Peggy Ramsay, literary agent extraordinaire!

“Just make sure it’s a pack of lies, dear! ”

Peggy’s advice to her authors

Tamsin Greig as Peggy Ramsay (Photo: Helen Maybanks)

Hampstead Theatre is reviving plays originally produced there more than 50 years ago and into the mix comes Peggy For You about London’s most famous literary agent Margaret Ramsay.  From the 1950s she dominated in the field of play agents from her small office at the top of Goodwin’s Court, a small alley off St Martin’s Lane which she told us had once been a brothel. 

Peggy Ramsay was born in Australia, lived in South Africa where she was unhappily married to Norman Ramsay but left him to come to England in 1929.  He was under investigation in South Africa.  She worked for an opera company and as an actress. 

She was famously witty and acerbic; her barbed wit was often at the expense of her clients but she had a magnetism which also attracted.  Alan Plater’s play in two acts shows both her rapid fire wit and in the second half, another side of her which seemed harsh.

I saw the original production in 2000 after it transferred from Hampstead to the West End with Maureen Lipman in the role where she was very amusing in the first act but didn’t have the malice to convey Peggy’s more difficult side. 

Under Richard Wilson’s direction, Tamsin Greig is superb.  She is the foxy lady stretched out on her chaise longue, often barefoot she crosses her legs provocatively and arches her foot so as to extend her legs.  This physical flirtation is there whenever there is a male playwright in the room. 

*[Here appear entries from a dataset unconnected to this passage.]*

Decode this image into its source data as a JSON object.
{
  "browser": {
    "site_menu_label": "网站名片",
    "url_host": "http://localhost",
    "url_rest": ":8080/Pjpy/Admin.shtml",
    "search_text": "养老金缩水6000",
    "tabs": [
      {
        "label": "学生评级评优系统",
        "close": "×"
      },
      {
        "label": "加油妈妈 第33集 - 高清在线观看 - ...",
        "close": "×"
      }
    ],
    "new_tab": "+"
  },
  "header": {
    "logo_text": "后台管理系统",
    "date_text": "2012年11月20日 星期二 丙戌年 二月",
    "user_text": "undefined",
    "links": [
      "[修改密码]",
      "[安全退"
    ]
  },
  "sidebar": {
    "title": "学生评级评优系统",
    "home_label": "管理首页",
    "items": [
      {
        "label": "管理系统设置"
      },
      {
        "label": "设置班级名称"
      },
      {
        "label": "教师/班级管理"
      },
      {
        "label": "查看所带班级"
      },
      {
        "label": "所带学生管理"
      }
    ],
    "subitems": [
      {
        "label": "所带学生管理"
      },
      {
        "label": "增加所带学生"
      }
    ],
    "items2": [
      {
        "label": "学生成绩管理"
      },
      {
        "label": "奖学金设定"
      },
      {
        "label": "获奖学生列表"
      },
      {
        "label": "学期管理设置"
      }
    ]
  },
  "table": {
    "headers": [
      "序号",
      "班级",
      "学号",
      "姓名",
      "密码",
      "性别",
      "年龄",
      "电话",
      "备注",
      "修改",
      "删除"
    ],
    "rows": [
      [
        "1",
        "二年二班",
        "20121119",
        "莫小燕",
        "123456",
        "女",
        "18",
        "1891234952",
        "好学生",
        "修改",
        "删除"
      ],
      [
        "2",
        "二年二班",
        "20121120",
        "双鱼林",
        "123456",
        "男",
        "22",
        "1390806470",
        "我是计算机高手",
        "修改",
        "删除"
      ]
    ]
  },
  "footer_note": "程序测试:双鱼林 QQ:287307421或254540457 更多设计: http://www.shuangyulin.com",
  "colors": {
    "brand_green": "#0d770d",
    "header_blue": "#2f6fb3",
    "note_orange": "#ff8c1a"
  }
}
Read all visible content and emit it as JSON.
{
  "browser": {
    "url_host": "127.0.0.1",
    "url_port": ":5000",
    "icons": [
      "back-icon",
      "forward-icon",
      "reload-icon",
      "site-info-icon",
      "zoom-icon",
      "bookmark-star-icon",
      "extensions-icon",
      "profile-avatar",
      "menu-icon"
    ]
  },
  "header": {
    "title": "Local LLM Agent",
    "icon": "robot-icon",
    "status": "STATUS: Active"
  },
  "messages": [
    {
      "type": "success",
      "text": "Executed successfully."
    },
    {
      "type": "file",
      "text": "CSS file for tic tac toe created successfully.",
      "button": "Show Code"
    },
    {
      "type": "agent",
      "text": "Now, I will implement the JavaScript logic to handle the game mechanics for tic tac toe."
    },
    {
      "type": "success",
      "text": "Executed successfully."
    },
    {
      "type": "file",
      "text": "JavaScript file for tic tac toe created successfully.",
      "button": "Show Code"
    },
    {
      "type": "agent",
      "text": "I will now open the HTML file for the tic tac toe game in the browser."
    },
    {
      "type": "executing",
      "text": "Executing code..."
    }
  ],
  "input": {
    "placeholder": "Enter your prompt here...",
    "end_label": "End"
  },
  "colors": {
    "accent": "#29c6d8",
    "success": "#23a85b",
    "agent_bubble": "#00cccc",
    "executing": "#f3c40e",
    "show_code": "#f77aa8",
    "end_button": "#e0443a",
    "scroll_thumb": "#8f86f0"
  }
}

She liked difference and edginess: hence her taking on Caryl Churchill, Edward Bond and Joe Orton.  She famously fell out with Prick Up Your Ears playwright John Lahr about Orton.  In the opening scene she has been up all night to go to a police station, where she obtained bail for one of her authors. 

Author Alan Plater recalls an incident where she mixed up the cheques due to Alan Ayckbourn in Scarborough and Alan Plater in Hull.  Thank goodness Peggy didn’t have to grapple with data protection laws! Both being north of Watford, with the arrogance of Southerners, Peggy thinks the Alans must live in adjoining streets.  Ayckbourn was shocked at the size of Plater’s cheque from writing for television. 

Tamsin Greig as Peggy Ramsay (Photo: Helen Maybanks)

Part of her attraction is just how outrageous she could be.  Plater’s play takes place over a single day with Peggy interacting with a new and young writer Simon (Josh Finan); a successful playwright who is the toast of London and Broadway, Philip (Jos Vantyler); and Henry (Trevor Fox) a disgruntled older playwright who feels Peggy has lost interest in him and his work. 

James Cotterill’s set is detailed and authentic with kitchen plus filing cabinet to one side, and office/reception room to the left, dominated by posters advertising theatrical productions and Peggy’s capacious desk.  Piles of submitted playscripts lie on the floor, some filed away by Tessa (Danusia Samal) one of a succession of Peggy’s PAs who are often called by the name of the last one. 

I went to Tom Erhardt’s funeral at the beginning of 2020.  He was a charming, sweet natured man who worked closely with Peggy Ramsay, bringing with him the rights in the UK to Tennessee Williams’ plays.  I do wish I had asked him about Peggy Ramsay but I daresay he would only have had good things to say. Richard Wilson gets Peggy’s personality spot on from Tamsin Greig with the right amount of spikiness and near indifference at an author’s suicide.  In a masterstroke of expediency, Peggy gives Henry the job of writing the obituaries.

I laughed and laughed in Act One, laughed less so in Act Two but reflected on what makes not a play, but a successful agent. 

Production Notes

Peggy For You

Written by Alan Plater

Directed by Richard Wilson



Tamsin Greig

Trevor Fox

Danusia Samal

Jos Vantyler

Josh Finan



Director: Richard Wilson

Designer:James Cotterill

Lighting Designer: Johanna Town

Sound Designer: Tingying Dong


Running Time: Two hours 15 minutes with an interval

Booking to 29th January 2022


Hampstead Theatre

Eton Avenue

Swiss Cottage

London NW3 3EU

Phone: 020 7722 9301


Tube: Swiss Cottage

Reviewed by Lizzie Loveridge at Hampstead Theatre

on 20th December 2021